EXTRACTED DATA below:
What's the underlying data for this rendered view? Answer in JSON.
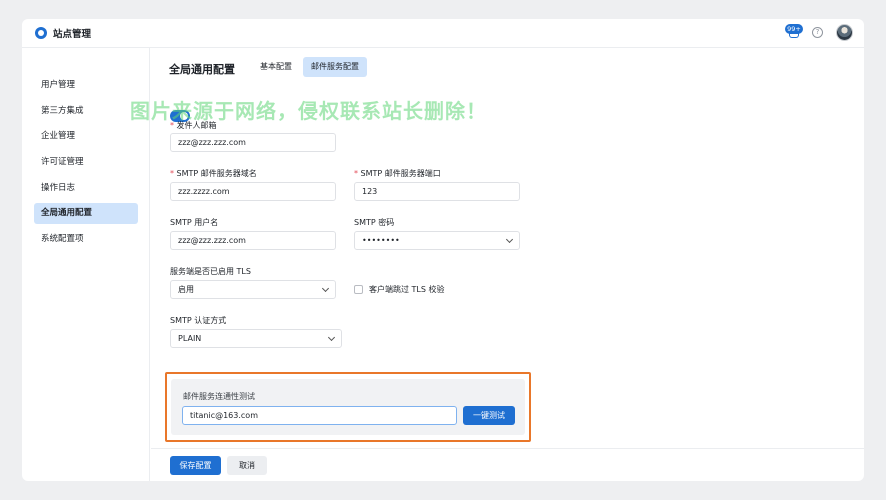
{
  "header": {
    "app_title": "站点管理",
    "notification_count": "99+",
    "help_icon": "help-circle-icon",
    "avatar": "user-avatar"
  },
  "sidebar": {
    "items": [
      {
        "label": "用户管理",
        "active": false
      },
      {
        "label": "第三方集成",
        "active": false
      },
      {
        "label": "企业管理",
        "active": false
      },
      {
        "label": "许可证管理",
        "active": false
      },
      {
        "label": "操作日志",
        "active": false
      },
      {
        "label": "全局通用配置",
        "active": true
      },
      {
        "label": "系统配置项",
        "active": false
      }
    ]
  },
  "main": {
    "page_title": "全局通用配置",
    "tabs": [
      {
        "label": "基本配置",
        "active": false
      },
      {
        "label": "邮件服务配置",
        "active": true
      }
    ],
    "mail_enabled": true,
    "form": {
      "sender_label": "发件人邮箱",
      "sender_value": "zzz@zzz.zzz.com",
      "smtp_domain_label": "SMTP 邮件服务器域名",
      "smtp_domain_value": "zzz.zzzz.com",
      "smtp_port_label": "SMTP 邮件服务器端口",
      "smtp_port_value": "123",
      "smtp_user_label": "SMTP 用户名",
      "smtp_user_value": "zzz@zzz.zzz.com",
      "smtp_password_label": "SMTP 密码",
      "smtp_password_value": "••••••••",
      "tls_label": "服务端是否已启用 TLS",
      "tls_value": "启用",
      "skip_tls_label": "客户端跳过 TLS 校验",
      "skip_tls_checked": false,
      "auth_label": "SMTP 认证方式",
      "auth_value": "PLAIN"
    },
    "test": {
      "title": "邮件服务连通性测试",
      "email_value": "titanic@163.com",
      "button_label": "一键测试"
    },
    "footer": {
      "save_label": "保存配置",
      "cancel_label": "取消"
    }
  },
  "watermark": "图片来源于网络，侵权联系站长删除！",
  "colors": {
    "accent": "#1f6fd1",
    "active_bg": "#cfe3fb",
    "highlight_border": "#e9772a",
    "required": "#e34d59"
  }
}
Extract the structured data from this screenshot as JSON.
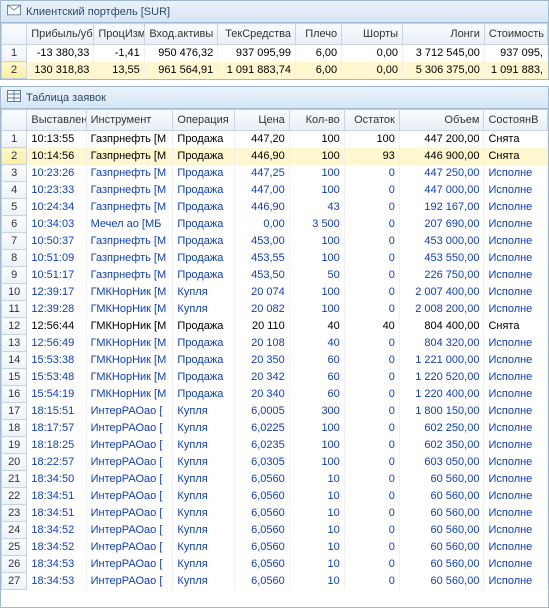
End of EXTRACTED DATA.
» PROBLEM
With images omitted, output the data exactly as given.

» SOLUTION TO THIS PROBLEM
What's the underlying data for this rendered view? Answer in JSON.
{
  "header": {
    "app_title": "站点管理",
    "notification_count": "99+",
    "help_icon": "help-circle-icon",
    "avatar": "user-avatar"
  },
  "sidebar": {
    "items": [
      {
        "label": "用户管理",
        "active": false
      },
      {
        "label": "第三方集成",
        "active": false
      },
      {
        "label": "企业管理",
        "active": false
      },
      {
        "label": "许可证管理",
        "active": false
      },
      {
        "label": "操作日志",
        "active": false
      },
      {
        "label": "全局通用配置",
        "active": true
      },
      {
        "label": "系统配置项",
        "active": false
      }
    ]
  },
  "main": {
    "page_title": "全局通用配置",
    "tabs": [
      {
        "label": "基本配置",
        "active": false
      },
      {
        "label": "邮件服务配置",
        "active": true
      }
    ],
    "mail_enabled": true,
    "form": {
      "sender_label": "发件人邮箱",
      "sender_value": "zzz@zzz.zzz.com",
      "smtp_domain_label": "SMTP 邮件服务器域名",
      "smtp_domain_value": "zzz.zzzz.com",
      "smtp_port_label": "SMTP 邮件服务器端口",
      "smtp_port_value": "123",
      "smtp_user_label": "SMTP 用户名",
      "smtp_user_value": "zzz@zzz.zzz.com",
      "smtp_password_label": "SMTP 密码",
      "smtp_password_value": "••••••••",
      "tls_label": "服务端是否已启用 TLS",
      "tls_value": "启用",
      "skip_tls_label": "客户端跳过 TLS 校验",
      "skip_tls_checked": false,
      "auth_label": "SMTP 认证方式",
      "auth_value": "PLAIN"
    },
    "test": {
      "title": "邮件服务连通性测试",
      "email_value": "titanic@163.com",
      "button_label": "一键测试"
    },
    "footer": {
      "save_label": "保存配置",
      "cancel_label": "取消"
    }
  },
  "watermark": "图片来源于网络，侵权联系站长删除！",
  "colors": {
    "accent": "#1f6fd1",
    "active_bg": "#cfe3fb",
    "highlight_border": "#e9772a",
    "required": "#e34d59"
  }
}
Extract the structured data from this screenshot as JSON.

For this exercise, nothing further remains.